Effect of solid surface charge on the binding behaviour of a metal-binding peptide

Donatan S., Sarikaya M., Tamerler C., Urgen M. K.

JOURNAL OF THE ROYAL SOCIETY INTERFACE, vol.9, no.75, pp.2688-2695, 2012 (SCI-Expanded) identifier identifier

  • Publication Type: Article / Article
  • Volume: 9 Issue: 75
  • Publication Date: 2012
  • Doi Number: 10.1098/rsif.2012.0060
  • Journal Indexes: Science Citation Index Expanded (SCI-EXPANDED), Scopus
  • Page Numbers: pp.2688-2695
  • Istanbul Technical University Affiliated: Yes

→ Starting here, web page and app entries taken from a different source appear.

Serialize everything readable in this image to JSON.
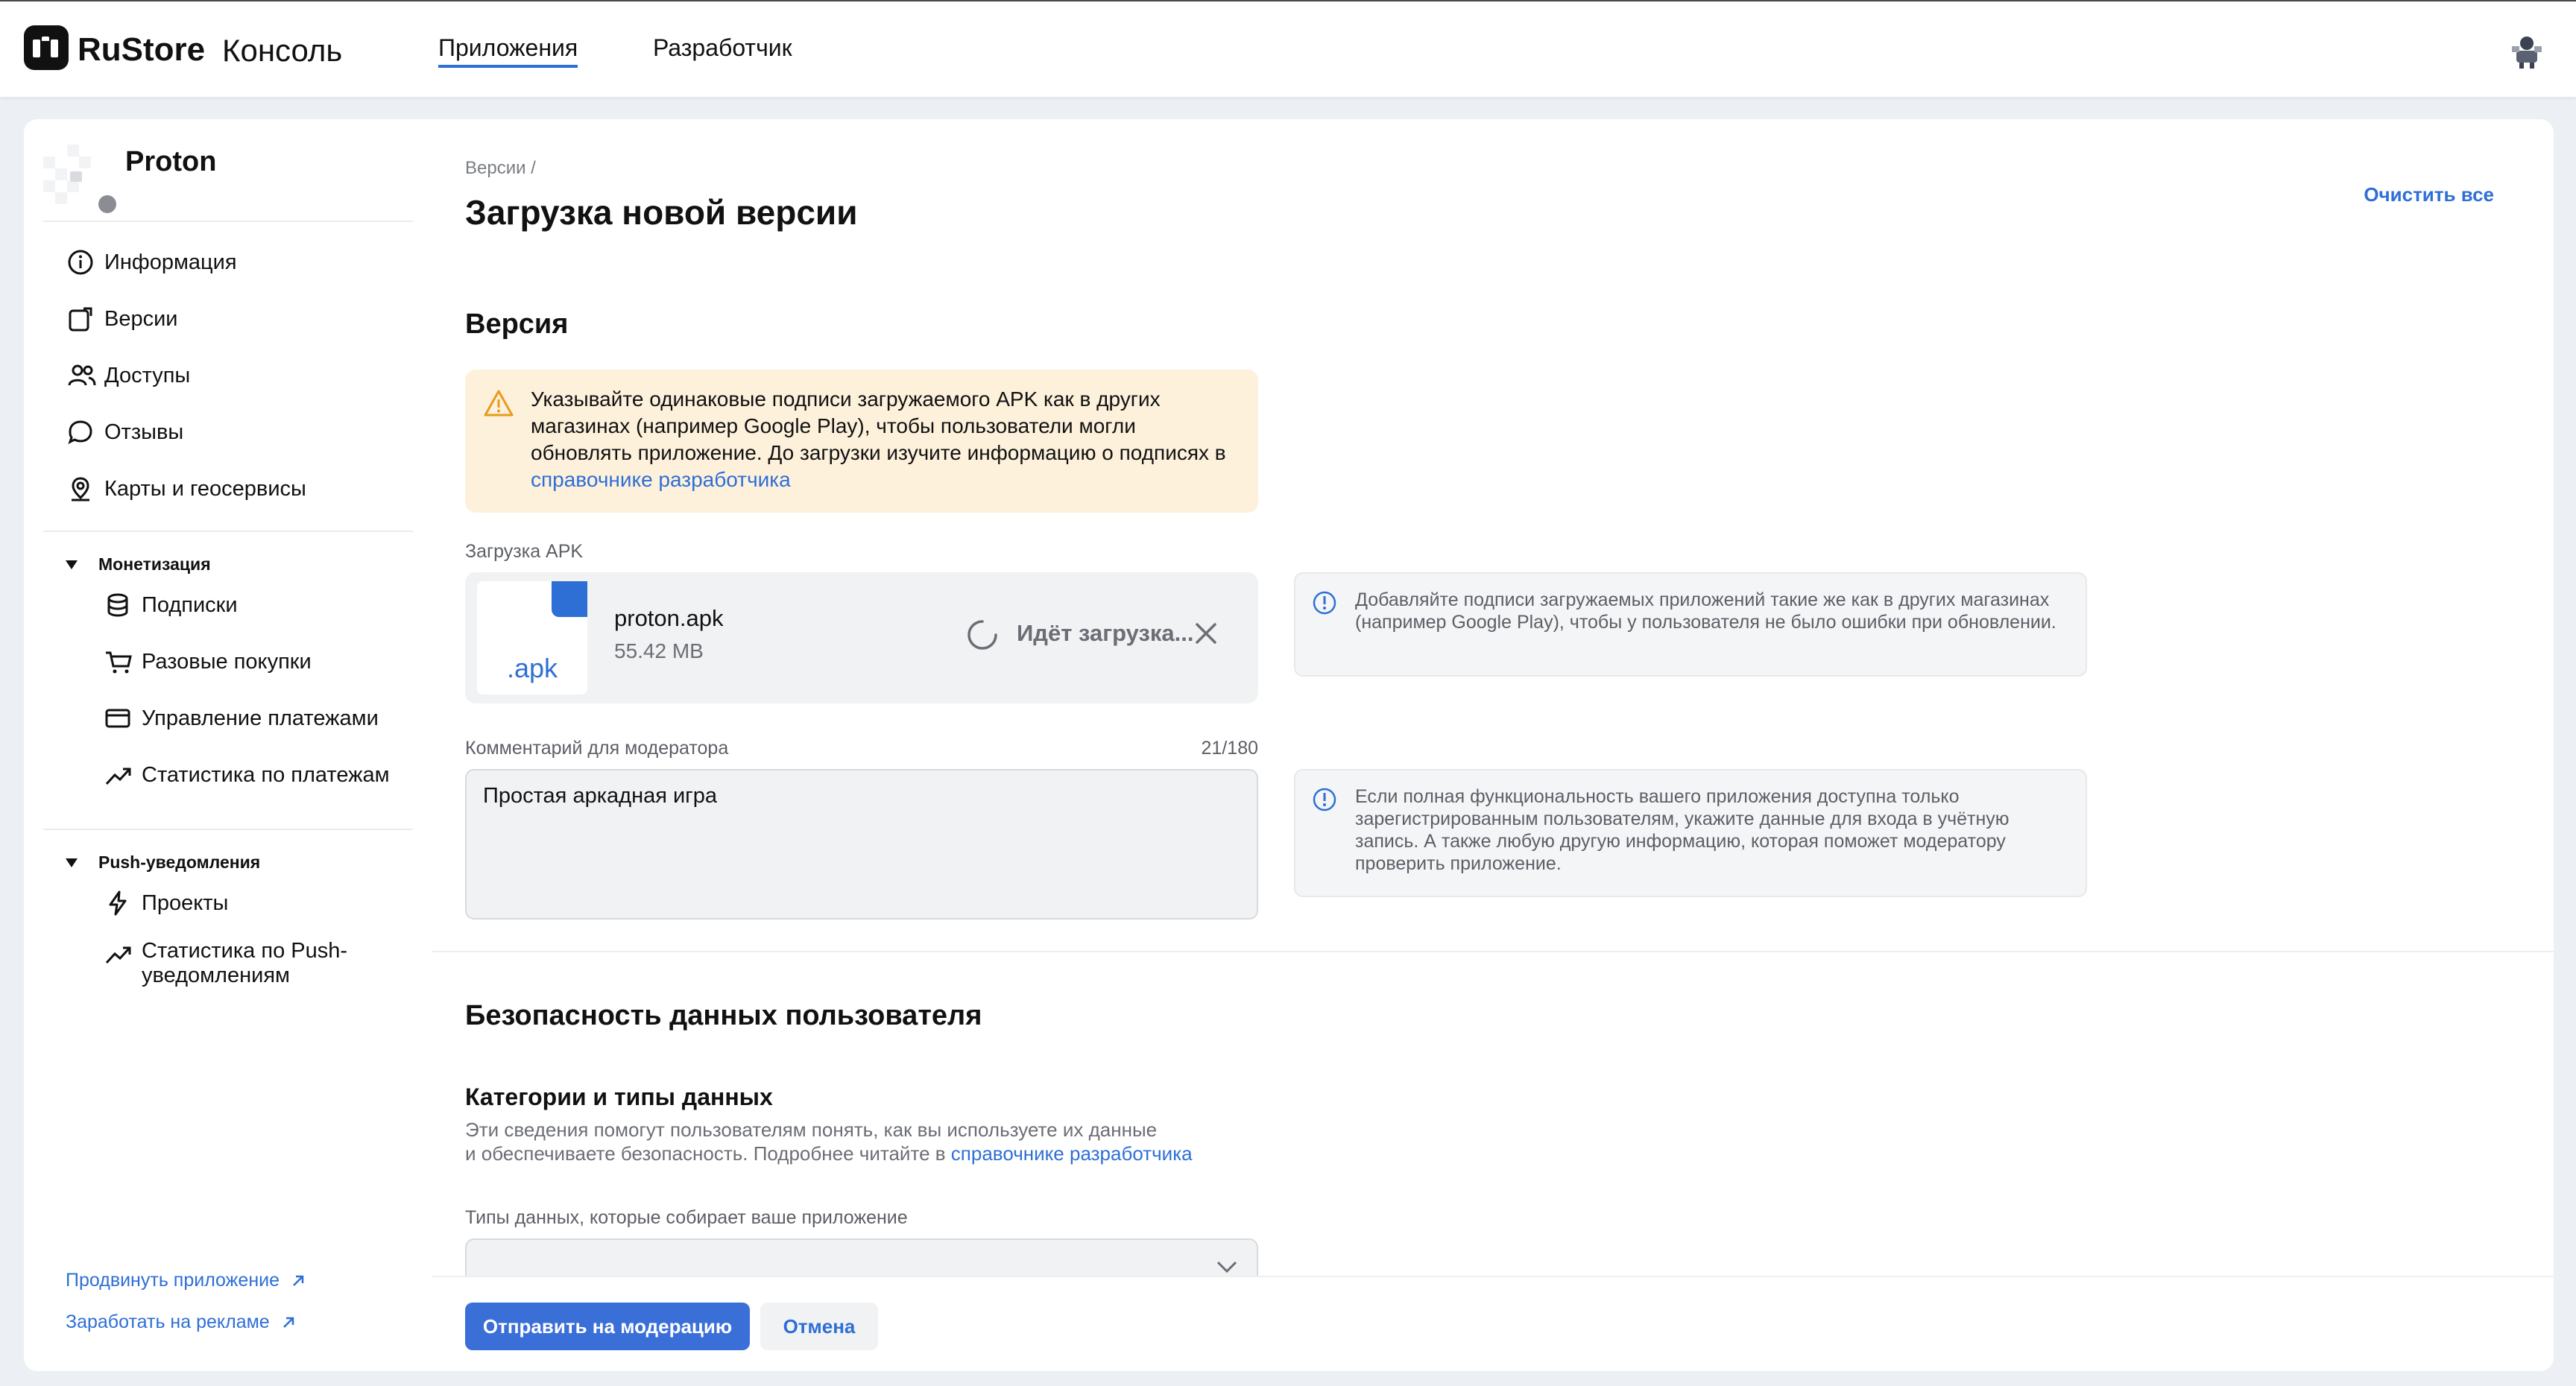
{
  "header": {
    "logo": "RuStore",
    "console": "Консоль",
    "tabs": [
      {
        "label": "Приложения",
        "active": true
      },
      {
        "label": "Разработчик",
        "active": false
      }
    ]
  },
  "sidebar": {
    "app_name": "Proton",
    "items": [
      {
        "label": "Информация",
        "icon": "info-icon"
      },
      {
        "label": "Версии",
        "icon": "versions-icon"
      },
      {
        "label": "Доступы",
        "icon": "users-icon"
      },
      {
        "label": "Отзывы",
        "icon": "chat-icon"
      },
      {
        "label": "Карты и геосервисы",
        "icon": "map-pin-icon"
      }
    ],
    "groups": [
      {
        "label": "Монетизация",
        "items": [
          {
            "label": "Подписки",
            "icon": "database-icon"
          },
          {
            "label": "Разовые покупки",
            "icon": "cart-icon"
          },
          {
            "label": "Управление платежами",
            "icon": "card-icon"
          },
          {
            "label": "Статистика по платежам",
            "icon": "trend-icon"
          }
        ]
      },
      {
        "label": "Push-уведомления",
        "items": [
          {
            "label": "Проекты",
            "icon": "lightning-icon"
          },
          {
            "label_line1": "Статистика по Push-",
            "label_line2": "уведомлениям",
            "icon": "trend-icon"
          }
        ]
      }
    ],
    "links": [
      {
        "label": "Продвинуть приложение"
      },
      {
        "label": "Заработать на рекламе"
      }
    ]
  },
  "main": {
    "breadcrumb": "Версии   /",
    "title": "Загрузка новой версии",
    "clear_all": "Очистить все",
    "version_section": "Версия",
    "warning": {
      "text": "Указывайте одинаковые подписи загружаемого APK как в других магазинах (например Google Play), чтобы пользователи могли обновлять приложение. До загрузки изучите информацию о подписях в ",
      "link": "справочнике разработчика"
    },
    "apk_label": "Загрузка APK",
    "upload": {
      "ext": ".apk",
      "file_name": "proton.apk",
      "file_size": "55.42 MB",
      "status": "Идёт загрузка..."
    },
    "info1": "Добавляйте подписи загружаемых приложений такие же как в других магазинах (например Google Play), чтобы у пользователя не было ошибки при обновлении.",
    "comment_label": "Комментарий для модератора",
    "comment_counter": "21/180",
    "comment_value": "Простая аркадная игра",
    "info2": "Если полная функциональность вашего приложения доступна только зарегистрированным пользователям, укажите данные для входа в учётную запись. А также любую другую информацию, которая поможет модератору проверить приложение.",
    "security_title": "Безопасность данных пользователя",
    "categories_title": "Категории и типы данных",
    "categories_desc_line1": "Эти сведения помогут пользователям понять, как вы используете их данные",
    "categories_desc_line2": "и обеспечиваете безопасность. Подробнее читайте в ",
    "categories_desc_link": "справочнике разработчика",
    "data_types_label": "Типы данных, которые собирает ваше приложение",
    "buttons": {
      "submit": "Отправить на модерацию",
      "cancel": "Отмена"
    }
  },
  "colors": {
    "accent": "#2e6fd6",
    "warning_bg": "#fdf1dc",
    "warning_icon": "#e89b1c"
  }
}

Over the last decade, solid-binding peptides have been increasingly used as molecular building blocks coupling bio- and nanotechnology. Despite considerable research being invested in this field, the effects of many surface-related parameters that define the binding of peptide to solids are still unknown. In the quest to control biological molecules at solid interfaces and, thereby, tailoring the binding characteristics of the peptides, the use of surface charge of the solid surface may probably play an important role, which then can be used as a potential tuning parameter of peptide adsorption. Here, we report quantitative investigation on the viscoelastic properties and binding kinetics of an engineered gold-binding peptide, 3RGBP(1), adsorbed onto the gold surface at different surface charge densities. The experiments were performed in aqueous solutions using an electrochemical dissipative quartz crystal microbalance system. Hydrodynamic mass, hydration state and surface coverage of the adsorbed peptide films were determined as a function of surface charge density of the gold metal substrate. Under each charged condition, binding of 3rGBP(1) displayed quantitative differences in terms of adsorbed peptide amount, surface coverage ratio and hydration state. Based on the intrinsically disordered structure of the peptide, we propose a possible mechanism for binding of the peptide that can be used for tuning surface adsorption in further studies. Controlled alteration of peptide binding on solid surfaces, as shown here, may provide novel methods for surface functionalization used for bioenabled processing and fabrication of future micro-and nanodevices.